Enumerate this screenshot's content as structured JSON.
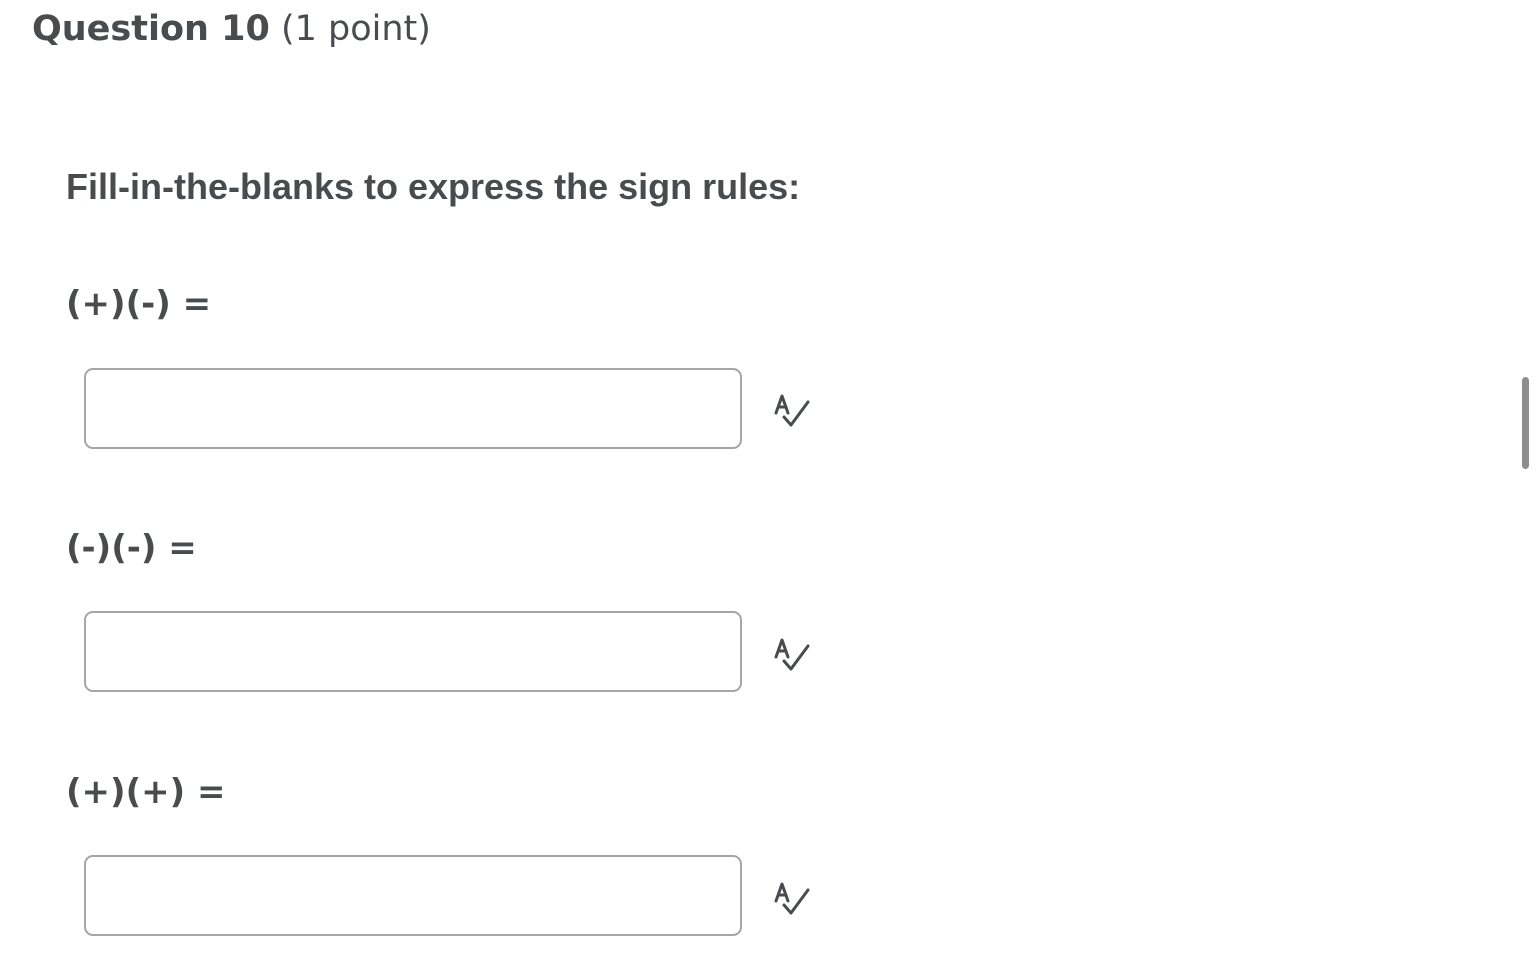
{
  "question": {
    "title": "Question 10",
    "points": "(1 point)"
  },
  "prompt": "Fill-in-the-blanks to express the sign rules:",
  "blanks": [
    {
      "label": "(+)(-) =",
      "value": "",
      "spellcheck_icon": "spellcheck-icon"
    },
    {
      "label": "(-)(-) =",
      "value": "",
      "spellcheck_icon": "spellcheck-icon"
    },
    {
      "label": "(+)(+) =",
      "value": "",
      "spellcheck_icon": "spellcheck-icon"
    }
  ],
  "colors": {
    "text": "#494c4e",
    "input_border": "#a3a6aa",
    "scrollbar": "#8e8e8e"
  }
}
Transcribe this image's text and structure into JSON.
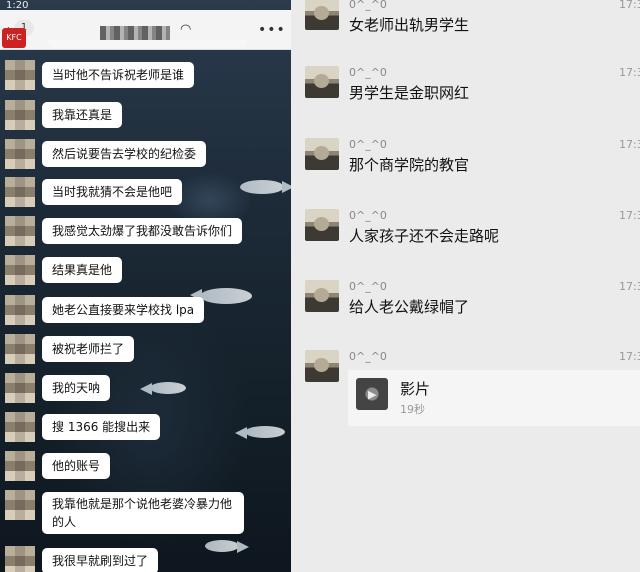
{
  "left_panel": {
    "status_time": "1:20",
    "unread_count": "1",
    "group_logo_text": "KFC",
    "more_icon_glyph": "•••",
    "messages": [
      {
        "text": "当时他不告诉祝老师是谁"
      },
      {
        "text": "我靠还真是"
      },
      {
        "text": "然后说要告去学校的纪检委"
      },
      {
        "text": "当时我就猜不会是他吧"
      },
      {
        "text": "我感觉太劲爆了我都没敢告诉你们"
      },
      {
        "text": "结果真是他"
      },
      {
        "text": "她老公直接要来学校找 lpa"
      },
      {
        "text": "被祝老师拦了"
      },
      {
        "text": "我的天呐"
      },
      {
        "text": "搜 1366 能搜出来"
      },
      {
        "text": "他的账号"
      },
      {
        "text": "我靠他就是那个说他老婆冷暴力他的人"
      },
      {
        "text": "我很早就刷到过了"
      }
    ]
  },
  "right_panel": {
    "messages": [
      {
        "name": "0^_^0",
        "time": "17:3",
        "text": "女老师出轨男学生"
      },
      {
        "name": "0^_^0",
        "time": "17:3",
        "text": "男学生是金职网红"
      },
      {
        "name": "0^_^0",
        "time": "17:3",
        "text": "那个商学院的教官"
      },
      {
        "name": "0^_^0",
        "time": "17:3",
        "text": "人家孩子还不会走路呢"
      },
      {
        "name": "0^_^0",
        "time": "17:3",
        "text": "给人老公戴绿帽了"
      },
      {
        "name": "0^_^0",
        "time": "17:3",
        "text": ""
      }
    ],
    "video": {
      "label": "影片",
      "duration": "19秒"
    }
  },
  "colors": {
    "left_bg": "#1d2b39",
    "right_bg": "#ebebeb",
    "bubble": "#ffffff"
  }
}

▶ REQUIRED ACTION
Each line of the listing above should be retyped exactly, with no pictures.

▶ TASK OUTPUT
Enumerate this screenshot's content as structured JSON.
{
  "question": {
    "title": "Question 10",
    "points": "(1 point)"
  },
  "prompt": "Fill-in-the-blanks to express the sign rules:",
  "blanks": [
    {
      "label": "(+)(-) =",
      "value": "",
      "spellcheck_icon": "spellcheck-icon"
    },
    {
      "label": "(-)(-) =",
      "value": "",
      "spellcheck_icon": "spellcheck-icon"
    },
    {
      "label": "(+)(+) =",
      "value": "",
      "spellcheck_icon": "spellcheck-icon"
    }
  ],
  "colors": {
    "text": "#494c4e",
    "input_border": "#a3a6aa",
    "scrollbar": "#8e8e8e"
  }
}
Transcribe this image's text and structure into JSON.
{
  "left_panel": {
    "status_time": "1:20",
    "unread_count": "1",
    "group_logo_text": "KFC",
    "more_icon_glyph": "•••",
    "messages": [
      {
        "text": "当时他不告诉祝老师是谁"
      },
      {
        "text": "我靠还真是"
      },
      {
        "text": "然后说要告去学校的纪检委"
      },
      {
        "text": "当时我就猜不会是他吧"
      },
      {
        "text": "我感觉太劲爆了我都没敢告诉你们"
      },
      {
        "text": "结果真是他"
      },
      {
        "text": "她老公直接要来学校找 lpa"
      },
      {
        "text": "被祝老师拦了"
      },
      {
        "text": "我的天呐"
      },
      {
        "text": "搜 1366 能搜出来"
      },
      {
        "text": "他的账号"
      },
      {
        "text": "我靠他就是那个说他老婆冷暴力他的人"
      },
      {
        "text": "我很早就刷到过了"
      }
    ]
  },
  "right_panel": {
    "messages": [
      {
        "name": "0^_^0",
        "time": "17:3",
        "text": "女老师出轨男学生"
      },
      {
        "name": "0^_^0",
        "time": "17:3",
        "text": "男学生是金职网红"
      },
      {
        "name": "0^_^0",
        "time": "17:3",
        "text": "那个商学院的教官"
      },
      {
        "name": "0^_^0",
        "time": "17:3",
        "text": "人家孩子还不会走路呢"
      },
      {
        "name": "0^_^0",
        "time": "17:3",
        "text": "给人老公戴绿帽了"
      },
      {
        "name": "0^_^0",
        "time": "17:3",
        "text": ""
      }
    ],
    "video": {
      "label": "影片",
      "duration": "19秒"
    }
  },
  "colors": {
    "left_bg": "#1d2b39",
    "right_bg": "#ebebeb",
    "bubble": "#ffffff"
  }
}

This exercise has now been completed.